**Exercise**
Whenever a line in the entries below contains the string "weekday", copy that line.

+ + +

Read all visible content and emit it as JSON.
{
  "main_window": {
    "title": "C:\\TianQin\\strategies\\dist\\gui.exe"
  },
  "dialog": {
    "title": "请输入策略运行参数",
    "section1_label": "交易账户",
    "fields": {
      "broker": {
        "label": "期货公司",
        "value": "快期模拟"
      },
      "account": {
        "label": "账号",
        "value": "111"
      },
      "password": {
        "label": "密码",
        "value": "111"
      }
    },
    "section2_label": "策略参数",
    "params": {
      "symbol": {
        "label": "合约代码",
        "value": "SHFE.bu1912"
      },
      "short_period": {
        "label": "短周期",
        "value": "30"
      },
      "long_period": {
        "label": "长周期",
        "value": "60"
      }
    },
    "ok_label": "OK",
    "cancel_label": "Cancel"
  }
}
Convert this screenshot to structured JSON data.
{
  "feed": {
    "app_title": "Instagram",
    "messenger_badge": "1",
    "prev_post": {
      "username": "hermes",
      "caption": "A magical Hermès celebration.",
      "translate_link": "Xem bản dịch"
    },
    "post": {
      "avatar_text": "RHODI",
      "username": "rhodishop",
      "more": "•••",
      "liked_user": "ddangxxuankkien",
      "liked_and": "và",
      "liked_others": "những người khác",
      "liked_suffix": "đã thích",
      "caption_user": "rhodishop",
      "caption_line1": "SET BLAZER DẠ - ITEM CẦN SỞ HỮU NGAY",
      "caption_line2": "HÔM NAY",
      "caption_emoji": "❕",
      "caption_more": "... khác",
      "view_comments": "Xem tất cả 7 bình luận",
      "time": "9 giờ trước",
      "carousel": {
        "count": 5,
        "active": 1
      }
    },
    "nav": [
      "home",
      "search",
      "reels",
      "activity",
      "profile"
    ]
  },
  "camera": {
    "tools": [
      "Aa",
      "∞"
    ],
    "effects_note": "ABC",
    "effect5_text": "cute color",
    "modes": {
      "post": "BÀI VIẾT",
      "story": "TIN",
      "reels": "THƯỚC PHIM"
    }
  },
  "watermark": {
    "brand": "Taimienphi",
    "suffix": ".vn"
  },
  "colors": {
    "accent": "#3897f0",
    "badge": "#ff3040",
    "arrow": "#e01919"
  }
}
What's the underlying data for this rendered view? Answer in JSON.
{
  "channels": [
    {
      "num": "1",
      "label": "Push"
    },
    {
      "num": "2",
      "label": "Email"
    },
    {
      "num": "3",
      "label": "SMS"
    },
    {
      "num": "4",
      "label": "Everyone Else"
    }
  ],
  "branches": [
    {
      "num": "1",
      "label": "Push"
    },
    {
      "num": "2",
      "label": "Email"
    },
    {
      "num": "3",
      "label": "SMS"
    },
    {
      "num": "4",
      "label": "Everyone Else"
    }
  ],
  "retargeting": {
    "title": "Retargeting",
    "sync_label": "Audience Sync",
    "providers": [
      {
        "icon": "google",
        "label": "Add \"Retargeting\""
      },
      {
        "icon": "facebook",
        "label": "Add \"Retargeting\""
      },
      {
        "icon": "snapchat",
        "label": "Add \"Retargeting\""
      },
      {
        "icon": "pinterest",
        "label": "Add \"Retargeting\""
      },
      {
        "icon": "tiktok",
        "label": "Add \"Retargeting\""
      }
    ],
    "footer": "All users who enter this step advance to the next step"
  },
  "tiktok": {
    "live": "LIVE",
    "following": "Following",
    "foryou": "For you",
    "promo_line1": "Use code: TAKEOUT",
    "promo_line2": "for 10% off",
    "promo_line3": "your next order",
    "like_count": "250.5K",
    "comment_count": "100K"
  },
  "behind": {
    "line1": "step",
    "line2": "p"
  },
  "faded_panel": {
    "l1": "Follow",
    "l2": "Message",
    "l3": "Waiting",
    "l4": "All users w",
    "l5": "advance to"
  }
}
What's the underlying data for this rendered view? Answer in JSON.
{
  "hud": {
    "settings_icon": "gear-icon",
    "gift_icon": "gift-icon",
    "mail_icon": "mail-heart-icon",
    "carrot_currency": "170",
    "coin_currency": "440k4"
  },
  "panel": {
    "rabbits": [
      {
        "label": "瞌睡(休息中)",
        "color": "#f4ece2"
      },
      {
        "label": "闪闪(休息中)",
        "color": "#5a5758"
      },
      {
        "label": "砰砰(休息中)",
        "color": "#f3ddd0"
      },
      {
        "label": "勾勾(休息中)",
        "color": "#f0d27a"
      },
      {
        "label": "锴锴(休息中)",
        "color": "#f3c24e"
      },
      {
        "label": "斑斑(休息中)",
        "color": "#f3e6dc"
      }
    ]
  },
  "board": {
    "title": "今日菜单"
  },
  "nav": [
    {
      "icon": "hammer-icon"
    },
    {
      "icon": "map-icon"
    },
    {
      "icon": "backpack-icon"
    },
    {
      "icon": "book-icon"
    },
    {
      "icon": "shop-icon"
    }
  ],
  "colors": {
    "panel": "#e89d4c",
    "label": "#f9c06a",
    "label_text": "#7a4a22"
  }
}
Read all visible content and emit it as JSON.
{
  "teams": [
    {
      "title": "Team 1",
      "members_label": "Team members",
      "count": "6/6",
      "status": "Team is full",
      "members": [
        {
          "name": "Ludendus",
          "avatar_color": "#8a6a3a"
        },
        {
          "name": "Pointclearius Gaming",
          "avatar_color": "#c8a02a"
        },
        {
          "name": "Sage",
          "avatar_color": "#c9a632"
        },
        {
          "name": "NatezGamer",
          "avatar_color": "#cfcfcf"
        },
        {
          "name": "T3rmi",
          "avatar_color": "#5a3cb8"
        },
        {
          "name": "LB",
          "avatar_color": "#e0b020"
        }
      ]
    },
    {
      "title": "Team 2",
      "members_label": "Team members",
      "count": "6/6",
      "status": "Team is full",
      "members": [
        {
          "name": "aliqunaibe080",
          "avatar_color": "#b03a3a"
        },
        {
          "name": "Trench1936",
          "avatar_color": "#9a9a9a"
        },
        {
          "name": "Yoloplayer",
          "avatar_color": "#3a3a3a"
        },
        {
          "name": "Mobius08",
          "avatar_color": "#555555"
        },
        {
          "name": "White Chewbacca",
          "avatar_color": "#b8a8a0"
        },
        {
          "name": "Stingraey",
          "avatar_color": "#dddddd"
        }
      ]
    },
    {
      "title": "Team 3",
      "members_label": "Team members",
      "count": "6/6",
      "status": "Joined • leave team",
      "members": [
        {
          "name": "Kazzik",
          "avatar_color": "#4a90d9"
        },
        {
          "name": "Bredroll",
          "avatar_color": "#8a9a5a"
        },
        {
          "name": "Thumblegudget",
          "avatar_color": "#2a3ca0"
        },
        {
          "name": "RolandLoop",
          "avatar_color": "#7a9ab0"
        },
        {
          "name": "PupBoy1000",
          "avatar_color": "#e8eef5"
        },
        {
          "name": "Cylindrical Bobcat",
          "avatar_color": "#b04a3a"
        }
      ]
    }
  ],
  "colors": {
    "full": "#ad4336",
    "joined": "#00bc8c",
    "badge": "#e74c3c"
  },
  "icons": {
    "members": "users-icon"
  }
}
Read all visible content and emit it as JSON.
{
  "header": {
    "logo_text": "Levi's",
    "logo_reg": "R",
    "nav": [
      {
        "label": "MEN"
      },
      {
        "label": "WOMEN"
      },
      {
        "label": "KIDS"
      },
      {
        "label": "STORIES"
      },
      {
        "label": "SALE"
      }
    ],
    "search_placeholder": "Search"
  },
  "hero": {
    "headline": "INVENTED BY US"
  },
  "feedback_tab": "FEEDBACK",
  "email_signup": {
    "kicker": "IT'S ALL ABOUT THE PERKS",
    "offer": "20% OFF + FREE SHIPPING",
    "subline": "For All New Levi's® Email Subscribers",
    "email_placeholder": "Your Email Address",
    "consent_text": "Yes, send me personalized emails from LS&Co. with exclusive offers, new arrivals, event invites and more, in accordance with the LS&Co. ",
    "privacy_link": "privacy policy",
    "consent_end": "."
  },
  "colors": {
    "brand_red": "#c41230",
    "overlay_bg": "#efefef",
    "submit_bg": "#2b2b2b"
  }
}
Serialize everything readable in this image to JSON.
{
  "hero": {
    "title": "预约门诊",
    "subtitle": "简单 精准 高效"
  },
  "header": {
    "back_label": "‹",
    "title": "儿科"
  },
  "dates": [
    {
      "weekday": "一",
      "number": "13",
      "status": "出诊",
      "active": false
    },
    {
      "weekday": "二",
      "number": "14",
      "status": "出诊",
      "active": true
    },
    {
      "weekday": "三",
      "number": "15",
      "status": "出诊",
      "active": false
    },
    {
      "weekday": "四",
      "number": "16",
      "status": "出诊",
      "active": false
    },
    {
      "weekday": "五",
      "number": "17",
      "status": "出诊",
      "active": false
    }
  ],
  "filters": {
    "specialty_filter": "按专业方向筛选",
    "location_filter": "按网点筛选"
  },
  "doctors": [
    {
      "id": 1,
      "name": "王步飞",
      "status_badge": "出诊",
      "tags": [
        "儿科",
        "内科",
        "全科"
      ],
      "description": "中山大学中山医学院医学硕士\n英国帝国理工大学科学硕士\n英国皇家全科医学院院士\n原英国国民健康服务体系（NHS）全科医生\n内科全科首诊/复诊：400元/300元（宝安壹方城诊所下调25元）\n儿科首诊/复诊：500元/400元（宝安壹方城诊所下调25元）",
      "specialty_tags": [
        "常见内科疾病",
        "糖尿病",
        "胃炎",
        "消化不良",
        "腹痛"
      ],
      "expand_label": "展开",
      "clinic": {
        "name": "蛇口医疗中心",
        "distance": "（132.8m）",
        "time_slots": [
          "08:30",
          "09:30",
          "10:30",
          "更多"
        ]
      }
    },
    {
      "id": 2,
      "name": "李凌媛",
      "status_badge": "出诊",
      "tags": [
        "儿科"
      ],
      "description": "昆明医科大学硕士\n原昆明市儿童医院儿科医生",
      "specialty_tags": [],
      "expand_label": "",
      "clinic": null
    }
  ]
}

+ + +

**Output of the exercise**
      "weekday": "一",
      "weekday": "二",
      "weekday": "三",
      "weekday": "四",
      "weekday": "五",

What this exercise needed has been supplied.